**WHAT TO DO**
The number of lines holding "spacing" is all you should give; count them in the records below.

------------------------------------------------------------------------

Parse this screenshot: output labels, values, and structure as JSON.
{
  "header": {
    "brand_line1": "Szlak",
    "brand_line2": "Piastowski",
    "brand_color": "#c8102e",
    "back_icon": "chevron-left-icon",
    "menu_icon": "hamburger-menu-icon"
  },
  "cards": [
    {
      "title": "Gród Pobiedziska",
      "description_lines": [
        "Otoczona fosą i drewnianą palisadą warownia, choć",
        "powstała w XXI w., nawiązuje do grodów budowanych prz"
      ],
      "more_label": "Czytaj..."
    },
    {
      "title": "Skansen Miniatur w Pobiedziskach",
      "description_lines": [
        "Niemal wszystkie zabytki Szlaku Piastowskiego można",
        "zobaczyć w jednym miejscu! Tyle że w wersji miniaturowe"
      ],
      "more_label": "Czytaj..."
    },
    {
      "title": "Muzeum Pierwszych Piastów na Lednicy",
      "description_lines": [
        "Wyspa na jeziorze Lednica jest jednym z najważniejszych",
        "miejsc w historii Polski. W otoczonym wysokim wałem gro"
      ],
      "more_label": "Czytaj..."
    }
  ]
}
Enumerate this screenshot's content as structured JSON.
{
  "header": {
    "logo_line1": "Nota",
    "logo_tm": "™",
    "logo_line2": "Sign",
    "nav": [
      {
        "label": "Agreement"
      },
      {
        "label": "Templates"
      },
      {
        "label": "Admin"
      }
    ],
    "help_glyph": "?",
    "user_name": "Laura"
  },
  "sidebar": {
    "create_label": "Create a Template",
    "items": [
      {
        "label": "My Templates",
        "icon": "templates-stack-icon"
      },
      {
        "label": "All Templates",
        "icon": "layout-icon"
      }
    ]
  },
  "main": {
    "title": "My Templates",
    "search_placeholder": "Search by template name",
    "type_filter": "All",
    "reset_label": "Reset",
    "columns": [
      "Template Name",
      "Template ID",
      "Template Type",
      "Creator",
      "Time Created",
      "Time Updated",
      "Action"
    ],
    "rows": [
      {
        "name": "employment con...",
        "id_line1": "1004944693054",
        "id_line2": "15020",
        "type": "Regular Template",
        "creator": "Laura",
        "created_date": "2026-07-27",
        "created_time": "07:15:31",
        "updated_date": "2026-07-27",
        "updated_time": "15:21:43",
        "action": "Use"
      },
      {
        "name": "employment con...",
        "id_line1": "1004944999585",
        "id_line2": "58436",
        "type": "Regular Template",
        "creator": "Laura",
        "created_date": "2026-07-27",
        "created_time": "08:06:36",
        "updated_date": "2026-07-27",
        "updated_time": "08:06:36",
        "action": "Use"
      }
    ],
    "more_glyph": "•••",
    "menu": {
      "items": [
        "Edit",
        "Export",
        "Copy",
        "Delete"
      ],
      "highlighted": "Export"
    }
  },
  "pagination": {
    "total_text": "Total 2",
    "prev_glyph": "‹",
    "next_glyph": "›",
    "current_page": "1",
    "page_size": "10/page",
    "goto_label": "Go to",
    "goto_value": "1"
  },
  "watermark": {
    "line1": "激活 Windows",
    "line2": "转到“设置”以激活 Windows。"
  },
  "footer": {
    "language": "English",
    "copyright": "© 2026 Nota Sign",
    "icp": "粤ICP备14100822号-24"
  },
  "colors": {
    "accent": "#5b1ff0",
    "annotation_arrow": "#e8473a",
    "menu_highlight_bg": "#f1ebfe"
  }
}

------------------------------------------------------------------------

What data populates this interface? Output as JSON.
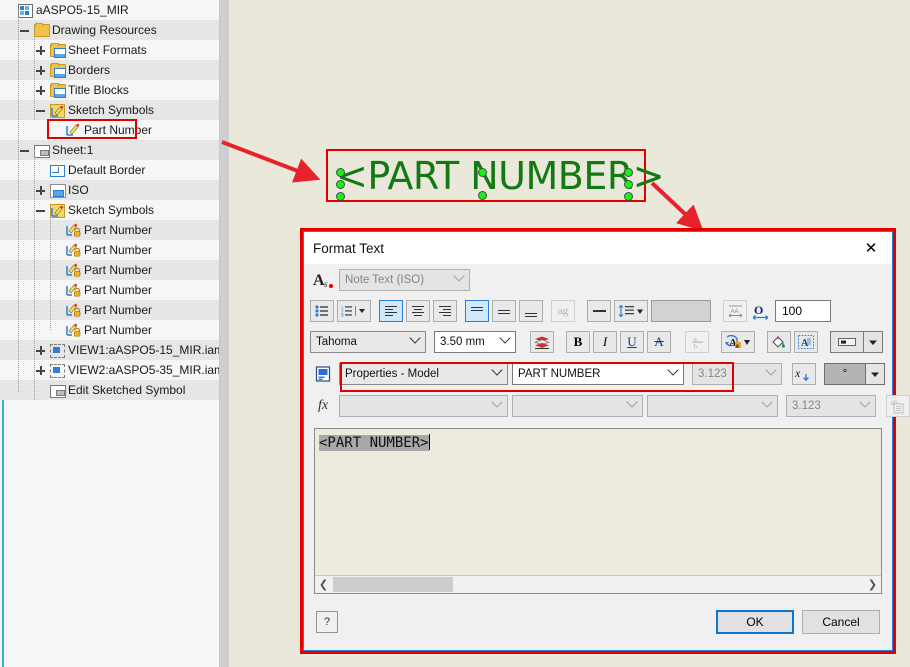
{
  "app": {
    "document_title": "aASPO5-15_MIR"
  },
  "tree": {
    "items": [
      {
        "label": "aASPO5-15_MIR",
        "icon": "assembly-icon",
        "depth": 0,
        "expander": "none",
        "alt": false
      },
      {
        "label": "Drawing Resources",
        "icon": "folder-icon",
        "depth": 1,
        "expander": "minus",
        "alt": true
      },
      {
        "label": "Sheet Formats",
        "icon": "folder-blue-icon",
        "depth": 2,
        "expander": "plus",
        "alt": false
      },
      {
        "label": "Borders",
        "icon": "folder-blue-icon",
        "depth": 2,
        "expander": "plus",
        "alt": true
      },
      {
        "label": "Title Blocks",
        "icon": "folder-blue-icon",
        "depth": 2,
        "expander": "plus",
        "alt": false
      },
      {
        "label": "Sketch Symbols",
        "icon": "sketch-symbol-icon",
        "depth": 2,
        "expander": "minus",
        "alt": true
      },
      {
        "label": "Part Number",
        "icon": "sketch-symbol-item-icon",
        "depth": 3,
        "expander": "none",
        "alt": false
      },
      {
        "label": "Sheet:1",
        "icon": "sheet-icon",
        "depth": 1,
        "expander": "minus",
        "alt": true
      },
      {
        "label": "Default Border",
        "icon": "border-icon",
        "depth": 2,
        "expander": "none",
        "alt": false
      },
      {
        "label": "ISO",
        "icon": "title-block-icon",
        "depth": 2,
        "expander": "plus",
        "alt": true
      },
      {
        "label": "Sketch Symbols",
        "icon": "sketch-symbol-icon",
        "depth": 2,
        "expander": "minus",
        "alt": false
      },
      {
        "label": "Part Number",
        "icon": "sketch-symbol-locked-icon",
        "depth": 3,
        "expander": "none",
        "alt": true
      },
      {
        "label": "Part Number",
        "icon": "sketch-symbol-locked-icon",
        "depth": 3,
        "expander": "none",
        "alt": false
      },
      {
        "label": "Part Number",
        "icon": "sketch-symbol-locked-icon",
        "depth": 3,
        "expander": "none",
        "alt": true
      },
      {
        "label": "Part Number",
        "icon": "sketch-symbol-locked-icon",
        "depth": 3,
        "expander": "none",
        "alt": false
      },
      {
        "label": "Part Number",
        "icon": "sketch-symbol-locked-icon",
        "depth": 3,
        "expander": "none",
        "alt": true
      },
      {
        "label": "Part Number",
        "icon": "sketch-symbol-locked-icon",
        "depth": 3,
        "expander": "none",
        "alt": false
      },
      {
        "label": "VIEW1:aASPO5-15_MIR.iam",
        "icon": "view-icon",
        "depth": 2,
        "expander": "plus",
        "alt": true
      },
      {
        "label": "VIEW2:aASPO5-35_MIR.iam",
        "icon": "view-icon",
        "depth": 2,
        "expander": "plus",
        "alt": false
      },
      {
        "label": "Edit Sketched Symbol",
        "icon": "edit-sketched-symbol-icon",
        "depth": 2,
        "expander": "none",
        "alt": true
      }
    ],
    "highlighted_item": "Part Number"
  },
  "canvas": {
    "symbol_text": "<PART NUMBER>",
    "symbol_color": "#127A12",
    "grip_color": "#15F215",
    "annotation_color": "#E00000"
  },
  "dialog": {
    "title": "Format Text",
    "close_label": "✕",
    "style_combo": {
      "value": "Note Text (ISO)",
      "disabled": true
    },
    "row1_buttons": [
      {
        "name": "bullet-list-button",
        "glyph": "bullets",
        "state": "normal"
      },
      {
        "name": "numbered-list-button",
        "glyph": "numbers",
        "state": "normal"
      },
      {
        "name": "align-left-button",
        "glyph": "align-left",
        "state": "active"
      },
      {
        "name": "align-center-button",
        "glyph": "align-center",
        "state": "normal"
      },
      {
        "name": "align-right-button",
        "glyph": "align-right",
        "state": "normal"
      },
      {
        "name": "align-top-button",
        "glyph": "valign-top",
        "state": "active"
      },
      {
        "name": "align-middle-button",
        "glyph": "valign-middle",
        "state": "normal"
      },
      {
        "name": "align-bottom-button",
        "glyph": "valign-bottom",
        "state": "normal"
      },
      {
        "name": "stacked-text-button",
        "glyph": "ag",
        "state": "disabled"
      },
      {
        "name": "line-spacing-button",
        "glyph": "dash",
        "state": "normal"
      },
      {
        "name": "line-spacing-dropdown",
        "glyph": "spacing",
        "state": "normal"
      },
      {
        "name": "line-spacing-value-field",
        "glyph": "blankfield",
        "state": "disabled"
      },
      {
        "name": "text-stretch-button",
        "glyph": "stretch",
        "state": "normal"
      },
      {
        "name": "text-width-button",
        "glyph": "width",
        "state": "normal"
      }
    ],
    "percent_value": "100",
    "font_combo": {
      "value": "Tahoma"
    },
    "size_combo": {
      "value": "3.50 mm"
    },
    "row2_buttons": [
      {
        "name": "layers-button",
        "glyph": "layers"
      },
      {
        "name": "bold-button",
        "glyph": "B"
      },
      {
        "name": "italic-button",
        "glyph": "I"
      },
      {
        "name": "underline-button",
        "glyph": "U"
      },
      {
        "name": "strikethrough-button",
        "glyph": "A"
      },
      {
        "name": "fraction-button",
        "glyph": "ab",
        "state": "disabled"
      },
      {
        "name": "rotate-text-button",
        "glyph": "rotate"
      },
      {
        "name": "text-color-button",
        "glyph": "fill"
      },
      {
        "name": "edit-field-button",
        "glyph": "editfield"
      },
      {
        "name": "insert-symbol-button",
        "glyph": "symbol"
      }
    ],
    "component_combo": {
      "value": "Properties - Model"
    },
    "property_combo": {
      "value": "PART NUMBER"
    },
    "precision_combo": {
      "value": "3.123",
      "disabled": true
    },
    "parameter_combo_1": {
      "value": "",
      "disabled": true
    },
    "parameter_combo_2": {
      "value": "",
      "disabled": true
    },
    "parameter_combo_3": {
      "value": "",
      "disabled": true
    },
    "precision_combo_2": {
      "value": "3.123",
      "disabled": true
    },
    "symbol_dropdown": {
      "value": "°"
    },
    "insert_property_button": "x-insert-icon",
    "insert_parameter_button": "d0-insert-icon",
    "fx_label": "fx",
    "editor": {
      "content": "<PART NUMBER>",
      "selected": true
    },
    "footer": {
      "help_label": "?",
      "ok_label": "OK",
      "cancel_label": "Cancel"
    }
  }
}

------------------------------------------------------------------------

**RESPONSE TO THE TASK**
4